Summary: Jesus set an example and challenged us with the idea that we must die to live and we must lose our life to save it.
The Paradox of the Cross
Today, we will begin a series of messages concerning a topic that is absolutely critical to our faith. It is a topic that is sometimes a source of confusion and disbelief as well as comfort and inspiration. To some this topic is no big deal while there are others who go too far in the opposite direction. They can easily neglect other tenets of faith because of the elevated importance they give to this topic. Surprisingly, it is popular—in a relative sort of way—with non-believers as well as believers.
Actually, what we will be dealing with is more a symbol than a topic. This symbol is present here this morning and there is perhaps an 80% chance that in one form or another you will see it somewhere else today. However, because its appearance is so commonplace, it is easily overlooked as anything important, let alone sacred.
This symbol has taken many forms over the years. And in different ages, there have been those who have used it to give unjust credence to their immoral and illegal actions. It was a symbol of misguided zeal in the dark ages. A sign of perverse arrogance since the 1930s and ‘40s and a blasphemous symbol of racial injustice in the history of our own country.
Our topic for the next few weeks will be THE CROSS!
By a show of hands, is there anyone this morning who is wearing a piece of jewelry with a cross on it? Look around when you are out and about. You may be surprised at the number of different places you will see a cross. Certainly on churches and other religious items, but also around the necks of those who have no relationship with Christ. You will see it in homes and even businesses of the saved and unsaved alike. You will see it hanging from rear-view mirrors. In fact, you will see it so much that you may conclude it is viewed more like a good luck charm than the sacred symbol that it is.
Obviously, the cross is a symbol of the death of Jesus. The act that made it possible for our sins to be forgiven and for us to have a restored relationship with God. There are many ideas connected to the cross in Scripture. That’s what we will look at over the next few weeks. Today, we will consider THE PARADOX OF THE CROSS.
III. Text—Matthew 16:24-26
“Then Jesus said to his disciples, ‘If anyone would come after me, he must deny himself and take up his cross and follow me. For whoever wants to save his life will lose it, but whoever loses his life for me will find it. What good will it be for a man if he gains the whole world, yet forfeits his soul?

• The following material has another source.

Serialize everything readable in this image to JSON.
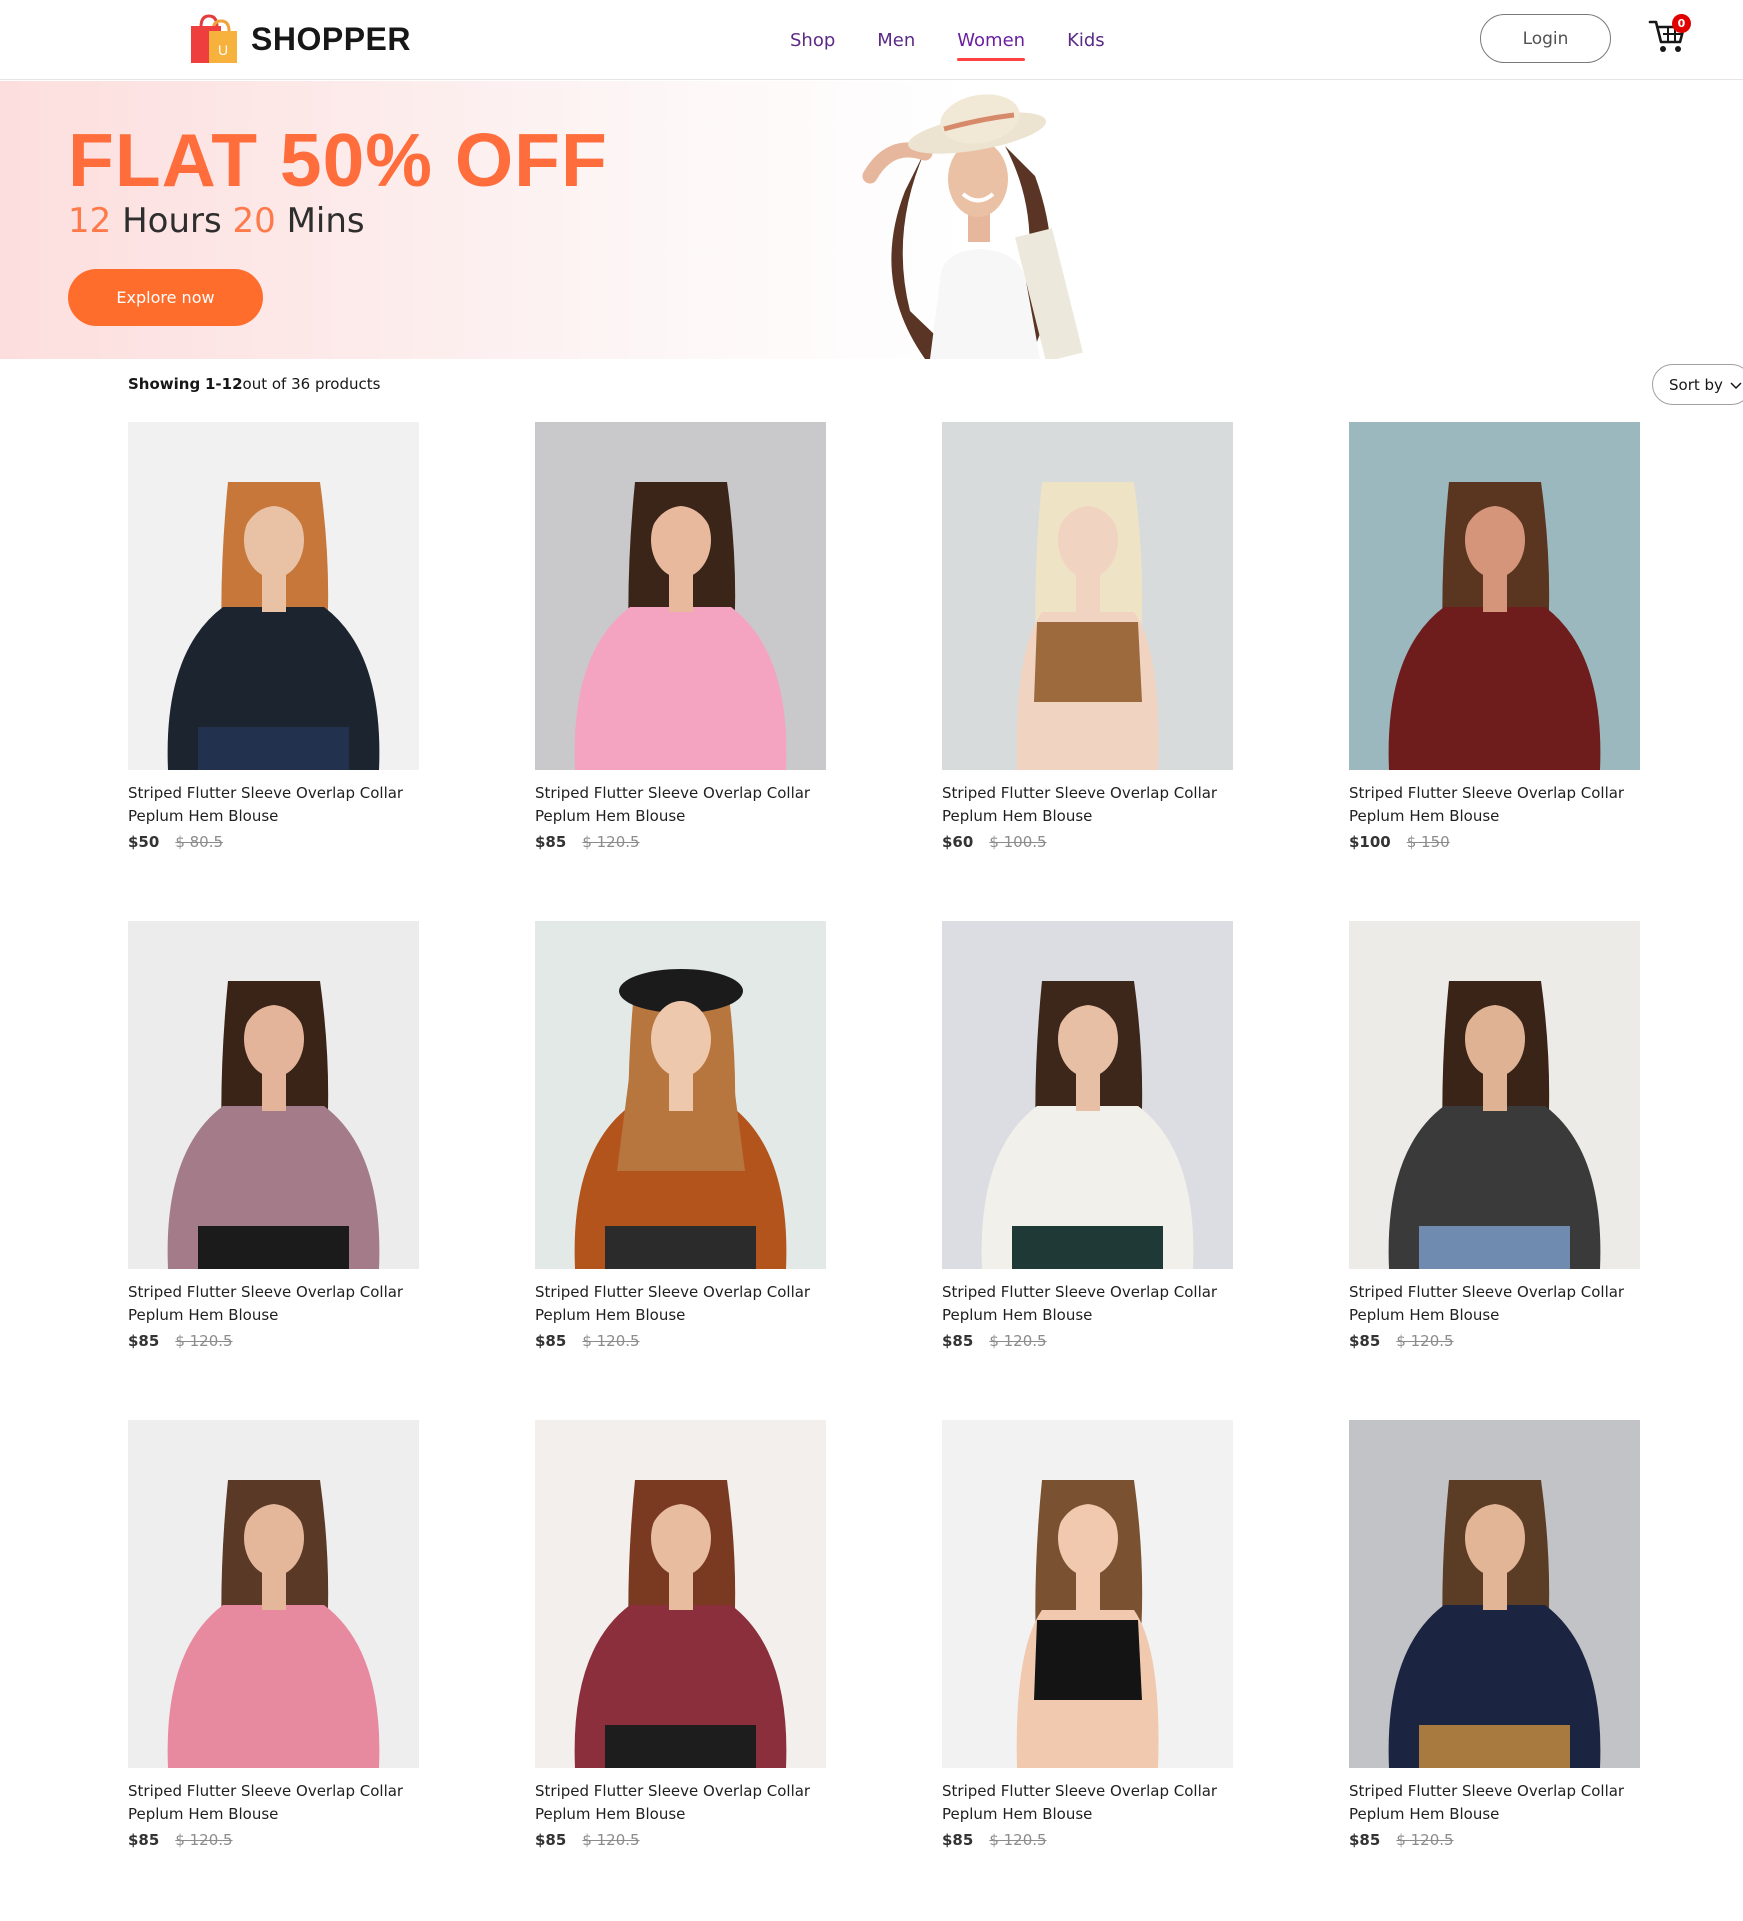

Or what can a man give in exchange for his soul?”
V. The Paradox of the Cross
A. Definition of Paradox—a seemingly contradictory statement that expresses a possible truth
B. Examples of paradox
1. Love hurts
2. Money is worthless
3. Less is more
4. You have to spend money to make money
5. A paradox is sometimes closely related to an oxymoron
a. a word, statement or phrase that is seemingly contradictory
(1) Almost exactly
(2) Authentic replica
(3) Clean fill dirt
(4) Cold sweat
(5) Freezer burn
(6) Friendly fire
(7) Hard water
(8) Jumbo shrimp
(9) Liquid gas
(10) Near miss
(11) Pretty ugly
(12) Same difference
6. REMINDER: A paradox is a seemingly contradictory statement that expresses a possible truth. With that in mind, let’s look at…
C. The Meaning of the cross in Jesus’ time
1. The cross was an instrument of public torture and death reserved for the worst offenders of the law.
2. Before being bound to the cross with ropes, nails or both, the offender would undergo preparatory punishment—often a beating that could cause death on its own.
3. The Romans would then have the individual carry their own cross to the place of execution.
4. After the cross was raised in its public position, death rarely took place within 36 hours. That means an individual was left to suffer..
b. The elements
5. If death did not take place soon enough, the legs would be broken so as to prevent the criminal from pushing up to get a breath.
6. D.G Burke writes in THE INTERNATIONAL STANDARD BIBLE ENCYCLOPEDIA, “Conventional and widespread use of the cross as a common Christian symbol makes it difficult for contemporary readers to sense the harsh reality that underlies this [act. However]…any audience in the Greek-speaking world would have known immediately that…Christ had suffered an especially agonizing and humiliating death.”